Chuck Strahl told CBC's Power & Politics War Room podcast  on Monday it's time to put the controversial substance on a United Nations convention treaty known as the Rotterdam Convention, which would allow importing countries to refuse the material if they didn't know how to properly handle it.

Strahl has a type of lung cancer likely caused by being exposed to asbestos through his work in the logging industry before he was an MP. His comments came as officials from around the world gathered on Monday in Geneva, Switzerland, to update the 2006 convention.


Chuck Strahl, who retired from politics ahead of last month's federal election, held several portfolio's in Prime Minister Stephen Harper's cabinet. Adrian Wyld/Canadian Press

Canadian officials have so far not said whether they will support a recommendation to put chrysotile asbestos in the Annex III list of chemicals banned or restricted due to health and environmental risks.

"We should just list it," said Strahl, who earlier outlined his position in an editorial Monday in the Globe and Mail.   

The longtime B.C. MP, who held several high-profile portfolios in Prime Minister Stephen Harper's cabinet before his retirement ahead of last month's federal election, added he was reluctant to move to ban something just because he had a "personal history" with it. 

"What isn't right is to ship something to some country and say, 'We won't tell you what's in this. Don't worry about it,' " he said. "The important thing to me is to tell people about the risk. … It is demonstrably bad for you, this stuff."

A spokeswoman for Industry Minister Christian Paradis, whose riding includes Canada's only asbestos mine, refused to say whether Canada would allow the chemical to be added to the Rotterdam Convention.

"Our position at Rotterdam will be the same as our position in Canada, which is that we promote the safe and controlled use of chrysotile," Pascale Boulay said in an email to CBC News on Monday.

Prime Minister Stephen Harper offered his support for the industry during a campaign-trail stop in Quebec's asbestos-producing region in the last federal election.

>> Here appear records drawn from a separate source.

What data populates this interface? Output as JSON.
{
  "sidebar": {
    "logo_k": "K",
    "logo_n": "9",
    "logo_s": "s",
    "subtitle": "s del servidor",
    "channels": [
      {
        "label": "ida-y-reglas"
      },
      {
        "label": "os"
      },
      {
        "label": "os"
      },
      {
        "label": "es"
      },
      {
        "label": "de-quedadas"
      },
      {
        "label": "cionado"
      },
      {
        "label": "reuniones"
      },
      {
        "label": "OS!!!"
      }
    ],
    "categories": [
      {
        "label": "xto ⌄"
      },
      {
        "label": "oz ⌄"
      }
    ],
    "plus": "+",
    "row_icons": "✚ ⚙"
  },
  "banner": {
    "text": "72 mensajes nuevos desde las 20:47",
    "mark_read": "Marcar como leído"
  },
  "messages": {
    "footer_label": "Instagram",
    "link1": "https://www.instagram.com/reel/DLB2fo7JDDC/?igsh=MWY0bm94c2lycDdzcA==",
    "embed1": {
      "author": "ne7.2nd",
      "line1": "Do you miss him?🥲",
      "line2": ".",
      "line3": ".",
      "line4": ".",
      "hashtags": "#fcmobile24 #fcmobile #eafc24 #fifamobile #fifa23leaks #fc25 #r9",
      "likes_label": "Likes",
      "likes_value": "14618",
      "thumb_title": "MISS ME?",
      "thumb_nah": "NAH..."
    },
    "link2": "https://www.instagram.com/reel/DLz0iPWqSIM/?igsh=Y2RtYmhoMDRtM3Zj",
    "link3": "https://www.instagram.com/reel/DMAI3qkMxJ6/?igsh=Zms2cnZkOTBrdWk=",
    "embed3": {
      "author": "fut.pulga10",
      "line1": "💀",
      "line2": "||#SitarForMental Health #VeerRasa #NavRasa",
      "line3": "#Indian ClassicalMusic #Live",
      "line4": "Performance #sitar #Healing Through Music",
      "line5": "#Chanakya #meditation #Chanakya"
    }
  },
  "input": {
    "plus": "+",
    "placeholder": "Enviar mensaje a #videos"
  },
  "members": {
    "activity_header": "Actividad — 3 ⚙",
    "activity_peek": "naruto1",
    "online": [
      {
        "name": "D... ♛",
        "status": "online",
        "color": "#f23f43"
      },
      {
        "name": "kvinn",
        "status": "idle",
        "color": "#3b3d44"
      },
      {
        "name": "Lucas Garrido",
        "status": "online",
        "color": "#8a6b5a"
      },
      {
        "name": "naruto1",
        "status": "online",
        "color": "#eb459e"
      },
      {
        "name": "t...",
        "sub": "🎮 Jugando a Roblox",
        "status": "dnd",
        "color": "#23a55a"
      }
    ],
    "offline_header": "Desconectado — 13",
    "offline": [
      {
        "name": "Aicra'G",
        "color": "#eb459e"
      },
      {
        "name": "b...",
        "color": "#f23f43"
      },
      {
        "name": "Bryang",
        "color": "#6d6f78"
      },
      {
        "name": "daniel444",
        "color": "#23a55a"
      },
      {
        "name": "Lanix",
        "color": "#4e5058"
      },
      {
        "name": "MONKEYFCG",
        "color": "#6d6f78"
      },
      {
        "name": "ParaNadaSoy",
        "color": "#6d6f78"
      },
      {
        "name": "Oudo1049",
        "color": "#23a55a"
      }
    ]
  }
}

But the Opposition NDP wants chrysotile asbestos exports banned, citing recently released documents that they say show the government's own health experts have warned the controversial mineral is unsafe.

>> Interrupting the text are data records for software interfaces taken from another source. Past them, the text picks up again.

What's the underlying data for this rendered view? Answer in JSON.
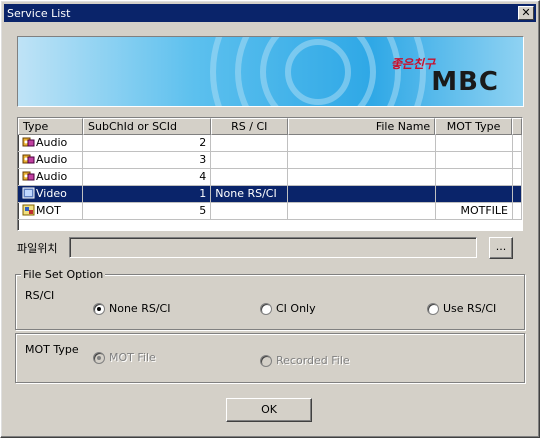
{
  "window": {
    "title": "Service List",
    "close_glyph": "✕"
  },
  "banner": {
    "logo_sub": "좋은친구",
    "logo": "MBC"
  },
  "list": {
    "columns": [
      "Type",
      "SubChId or SCId",
      "RS / CI",
      "File Name",
      "MOT Type"
    ],
    "rows": [
      {
        "type": "Audio",
        "icon": "audio-icon",
        "subch": "2",
        "rsci": "",
        "file": "",
        "mot": ""
      },
      {
        "type": "Audio",
        "icon": "audio-icon",
        "subch": "3",
        "rsci": "",
        "file": "",
        "mot": ""
      },
      {
        "type": "Audio",
        "icon": "audio-icon",
        "subch": "4",
        "rsci": "",
        "file": "",
        "mot": ""
      },
      {
        "type": "Video",
        "icon": "video-icon",
        "subch": "1",
        "rsci": "None RS/CI",
        "file": "",
        "mot": "",
        "selected": true
      },
      {
        "type": "MOT",
        "icon": "mot-icon",
        "subch": "5",
        "rsci": "",
        "file": "",
        "mot": "MOTFILE"
      }
    ]
  },
  "file_location": {
    "label": "파일위치",
    "value": "",
    "browse_label": "..."
  },
  "file_set_option": {
    "title": "File Set Option",
    "rsci_label": "RS/CI",
    "rsci_options": [
      {
        "label": "None RS/CI",
        "checked": true
      },
      {
        "label": "CI Only",
        "checked": false
      },
      {
        "label": "Use RS/CI",
        "checked": false
      }
    ],
    "mot_label": "MOT Type",
    "mot_options": [
      {
        "label": "MOT File",
        "checked": true,
        "disabled": true
      },
      {
        "label": "Recorded File",
        "checked": false,
        "disabled": true
      }
    ]
  },
  "ok_label": "OK",
  "colors": {
    "titlebar": "#0a246a",
    "selection": "#0a246a",
    "face": "#d4d0c8"
  }
}
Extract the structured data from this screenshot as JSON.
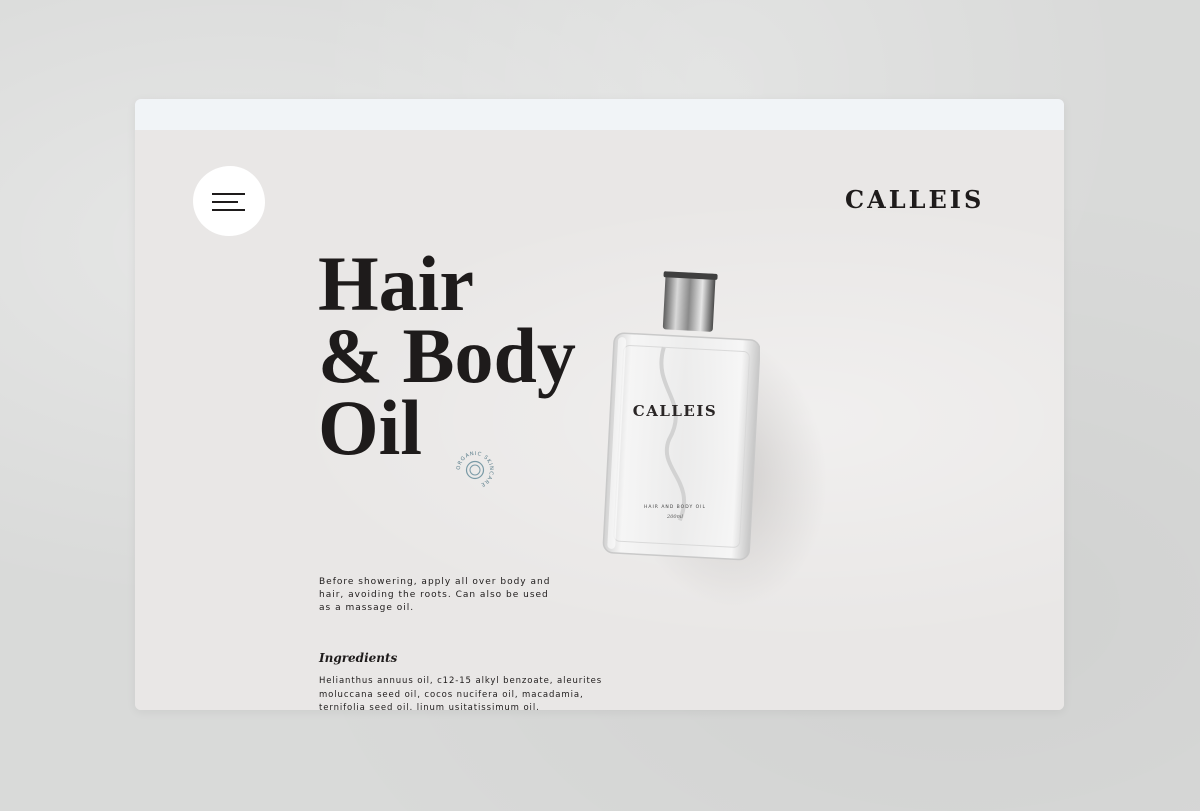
{
  "header": {
    "menu_icon": "hamburger-menu-icon",
    "brand": "CALLEIS"
  },
  "hero": {
    "title_lines": [
      "Hair",
      "& Body",
      "Oil"
    ],
    "seal_text": "ORGANIC SKINCARE",
    "seal_icon": "organic-skincare-seal-icon"
  },
  "product": {
    "brand": "CALLEIS",
    "name": "HAIR AND BODY OIL",
    "volume": "200ml"
  },
  "description": "Before showering, apply all over body and hair, avoiding the roots. Can also be used as a massage oil.",
  "ingredients": {
    "title": "Ingredients",
    "text": "Helianthus annuus oil, c12-15 alkyl benzoate, aleurites moluccana seed oil, cocos nucifera oil, macadamia, ternifolia seed oil, linum usitatissimum oil."
  },
  "colors": {
    "background": "#d9dad9",
    "page": "#e9e7e6",
    "browser_bar": "#f1f4f7",
    "text": "#1e1b1b",
    "seal_accent": "#7a9aa6"
  }
}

Strahl has previously broken ranks with his party on asbestos. In 2006, shortly after he announced his cancer diagnosis, Strahl questioned whether Canada should be spending so much time, energy and money promoting asbestos internationally.

"I always think that's a job for the business, and I'd just as soon the Canadian government didn't spend money to promote a product that some countries are going to question our stand on," Strahl told CBC Radio's The House at the time.